- Create Your Own Personal Craziness Index. Listed below are 10 suggested categories for the Personal Craziness Index. If some of these categories don’t fit your situation, you can substitute others that do. Under each category, write 3 indicators that you are in a good place – list either things you do that keep you in positive territory, or things you don’t do that also show you are functioning well. For example, under Health/Hygiene you might list “exercise 3x per week” as something you do to stay fit, or “don’t eat junk food” as a reminder to avoid unhealthy eating.
- Track 7 indicators. Choose the 7 indicators, from any of these 10 categories, that most clearly show that you’re maintaining your defenses against personal craziness. At the end of each day, tally up how you did.
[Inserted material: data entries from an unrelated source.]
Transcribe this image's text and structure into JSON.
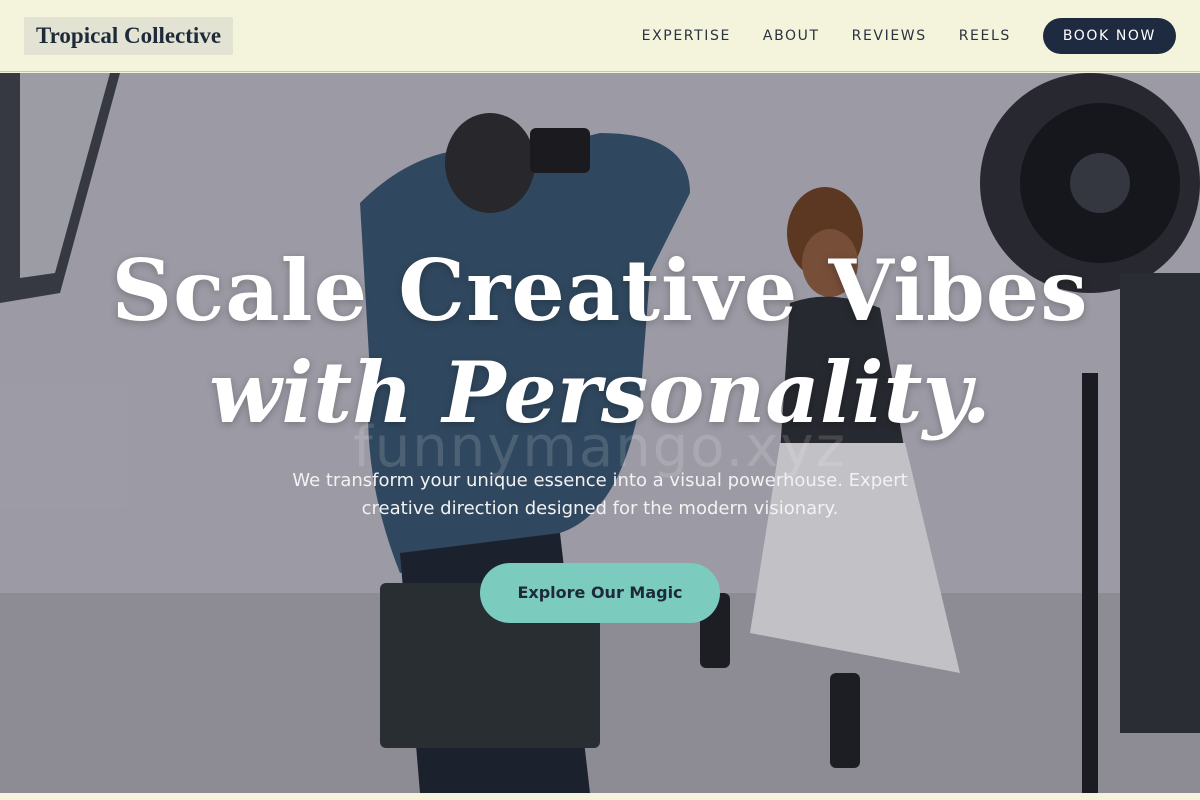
{
  "header": {
    "brand": "Tropical Collective",
    "nav": [
      "EXPERTISE",
      "ABOUT",
      "REVIEWS",
      "REELS"
    ],
    "cta_label": "BOOK NOW"
  },
  "hero": {
    "headline_line1": "Scale Creative Vibes",
    "headline_line2": "with Personality.",
    "watermark": "funnymango.xyz",
    "subtext": "We transform your unique essence into a visual powerhouse. Expert creative direction designed for the modern visionary.",
    "cta_label": "Explore Our Magic",
    "image_icon": "photo-studio-image"
  },
  "colors": {
    "background": "#f4f4dc",
    "nav_button": "#1e2a40",
    "cta": "#7ccbbf",
    "text_dark": "#1e2a3a"
  }
}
Give yourself a score from 1 to 7, where “7” is “I’m doing all the positive things / not doing any of the negative things” and “0” is “I’m not doing any of the positive things / doing all of the negative things.” Keep a daily log. NOTE: You get a “0” for days you don’t bother to check!
- If your score dips below 7, reverse the trend. If your numbers start dropping, reverse the trend by resuming the positives on your PCI and avoiding the negatives. When your Personal Craziness Index is restored, your personal craziness will, likewise, diminish, your personal sanity restored.
Personal Craziness Index
The Under Toad and the UnBalancer
The Balancer/ReBalancer Tag Team
A Mini-Lesson on Mini Self-Care
Gyroscopes and Personal Flywheels
Hanging in the Balance
Balancing the Books
How to Design an Experiment
Build Your Resilience in 6 Steps
How to Rebalance Your Brain in 3 Easy Steps
How to Boost Connections and Support
Handling Change, Part I: Radical Acceptance and Self-Compassion
Handling Change, Part II: Forgiveness and Self-Forgiveness
Handling Change, Part III: Creative Approach and Experimental Attitude
Three Ways to Mix Mindfulness into Your Life
Keep Your Sanity with the Personal Craziness Index
From Paths to Wholeness: Fifty-Two Flower Mandalas
PATH: “If you don’t know where a path goes, it’s hard to take the first step. When we are on a path with heart, the going may be no easier than when we are on another path. But we don’t mind. We sense that we are not just passing time because we can feel the path taking us where we need to go. And when we come to the end of our days, we know that our time on the planet has not been squandered.”
NOTE: Paths to Wholeness is now available at the following Boston-area bookstores and libraries:
Cabot Street Books & Cards, 272 Cabot Street, Beverly, MA 01915
The Bookshop, 40 West Street, Beverly Farms, MA 01915
Boston Public Library (main branch)
Brookline Public Library (main branch)
NOBLE Public Libraries (Beverly Farms and Salem)
MVLC Public Libraries (Hamilton-Wenham)
Please let me know if you find it in other locations!
52 (more) Flower Mandalas: An Adult Coloring Book for Inspiration and Stress Relief
52 Flower Mandalas: An Adult Coloring Book for Inspiration and Stress Relief
Paths to Wholeness: Selections (free eBook)